in Letters to Editor by

re: David Taub’s column ‘… What I believe’

I also remember my Boot Camp experience (1951 San Diego, sans sand fleas). As a young Marine, I was selected for a scholarship/commissioning program at (gasp) Berkeley. I do answer to “Sergeant” as well as “Colonel.” So much for our Previous Conditions of Servitude.

re POTUS: Despite his thin skin and big fat mouth, I’ll take him over a Biden/Harris, or is it a Harris/Biden ticket? (They can’t seem to get that straight).

I’ll defer as a dumb grunt to David’s scientific expertise but I’m having trouble figuring out where natural science ends and poly sci begins.

Anyway, glad to see we agree on the list of things enumerated. However, between POTUS and Biden there are areas of disagreement on how we get there.

– Religion and Society: From the beginning, Judeo-Christian teachings have been the foundation of our republic. Our rights are natural and come from God, not man. The Democrat Convention expunged “Under God” from the Pledge of Allegiance. Nuff said.

– The Constitution: It is to be interpreted as written by astute students of human behavior. Progressives view it as a “Living Document” – subject to the whims of whatever party won the last election.

– Capitalism: Free markets, individual liberty and limited government, a la Adam Smith, have lifted millions from poverty into prosperity. The Left desires governance by social/economic technocrats whether we want it or not. The Left’s sterling examples, among others, are Venezuela, Cuba and Nicaragua. Don’t Cry For Me Estados Unidos!

OK, David we know what you stand FOR. Now who do you stand WITH for President? (And perhaps, WHY?)

– Carter Swenson, Beaufort

I’m a witness to the disaster called the Crime Bill

My wife and I are proud new residents of Beaufort, having moved here from a small town in western Wisconsin. I was originally introduced to Beaufort while serving for several years as a Marine at the MCAS during the late 1980s. Since then I have dreamed of returning to live out my retirement years here, only needing to convince my North Dakota born-and-raised wife that the Lowcountry is more than bugs and alligators.
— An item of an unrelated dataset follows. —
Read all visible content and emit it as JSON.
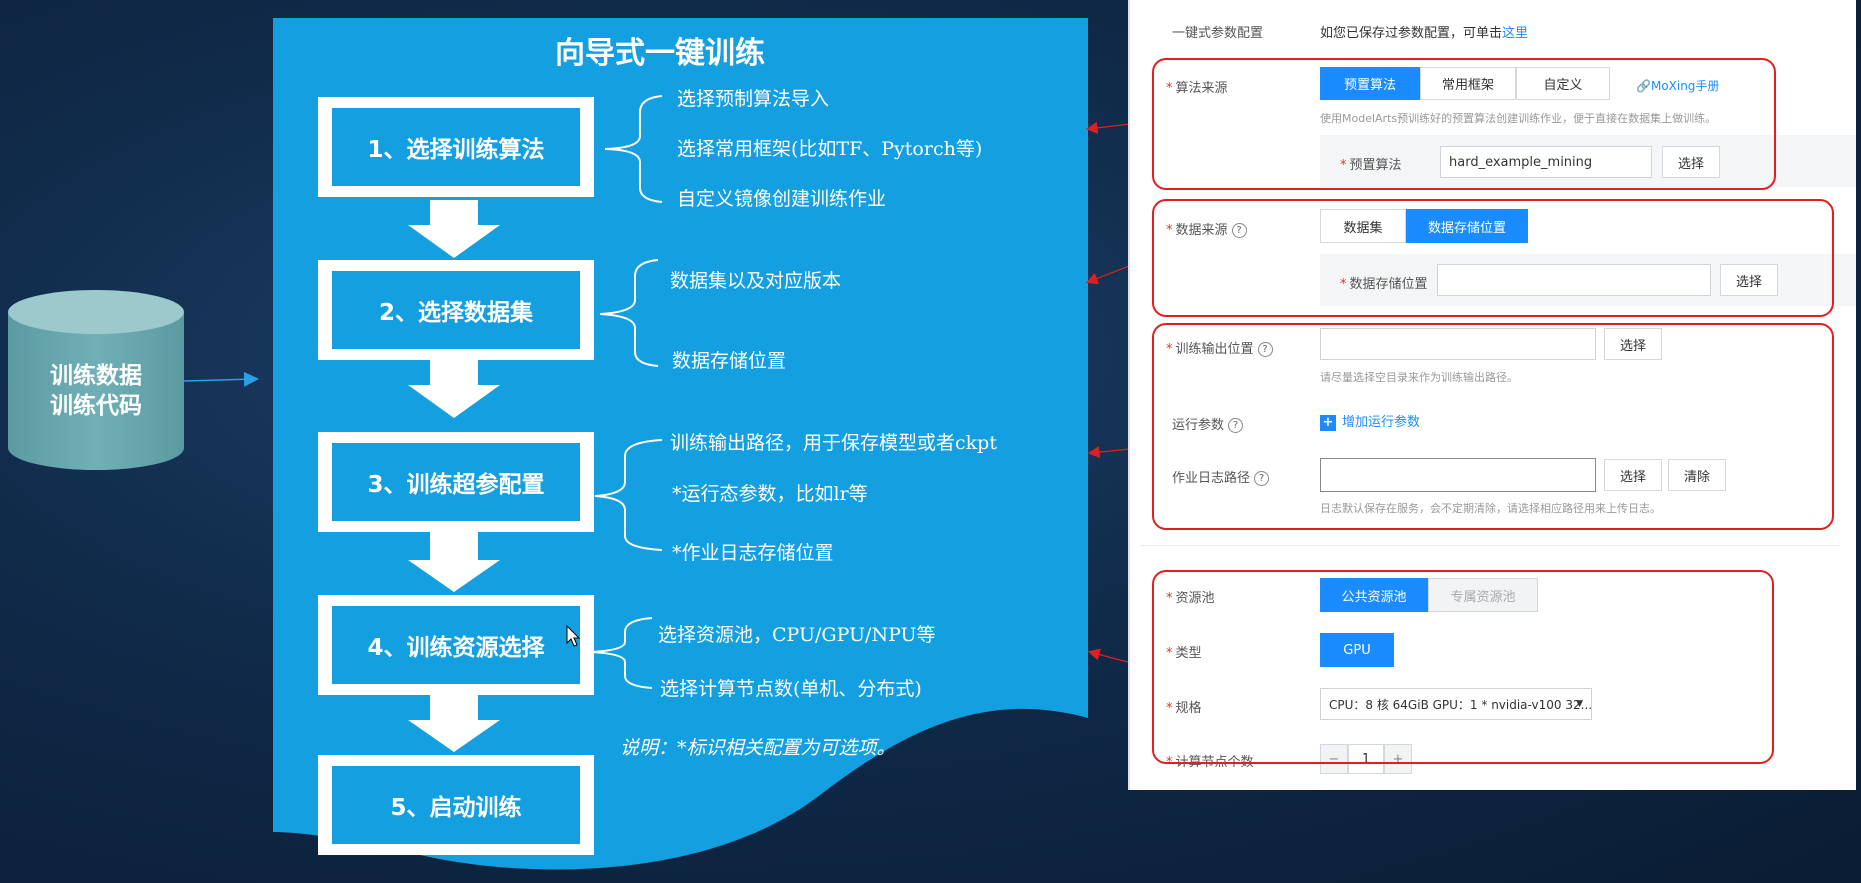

I have enjoyed reading the local newspaper, up until I had the opportunity to read the “Voices” section. Several weeks ago I dismissed out-of-hand an opinion piece by David Taub likening the President to a strain of Covid virus. Even people who crow about achieving a minor elected office several decades ago are entitled to their opinion. What concerned me was seeing another piece by him in last week’s issue.

After wading through the “Potus” attacks, I stopped at the self-aggrandisement Mr. Taub awarded himself for instituting “community policing” during his administration. The fact that he is proud of such a program doesn’t surprise me, given his obvious left-leaning diatribes against the President.

I, Mr. Taub, am a walking and talking witness to the disaster that you and Bill Clinton, and now-candidate Biden instituted in the 90s. This disaster was called the “Crime Bill” and with it the “broken windows” theory that community policing is modeled after.

You see, Mr. Taub, after I left the Marine Corps I entered law enforcement as a Minneapolis police officer (yes, I did know Derek Chauvin). I rose from patrol officer to gang officer, and eventually to narcotics investigator and supervisor.

The “Crime Bill” and community policing ultimately produced results that nobody should be proud of Mr. Taub. I was a cog in a machine that included local, state, and federal agencies and prosecutors. We followed the law touted by Bill Clinton and Joe Biden that put many young men in prison for a very long time (30-plus years for some). These men, who were mostly African-American men, were sent away because I was arresting them with small amounts of crack cocaine.

To this day, I lament the fact that I did my job and did it well, all under the guise of what a Democratic president signed into law. To see President Trump use his Executive power to commute and pardon some of these unfortunate souls makes me have hope that we will not ever have such disparate sentencing again.

– Tim Lauridsen, Beaufort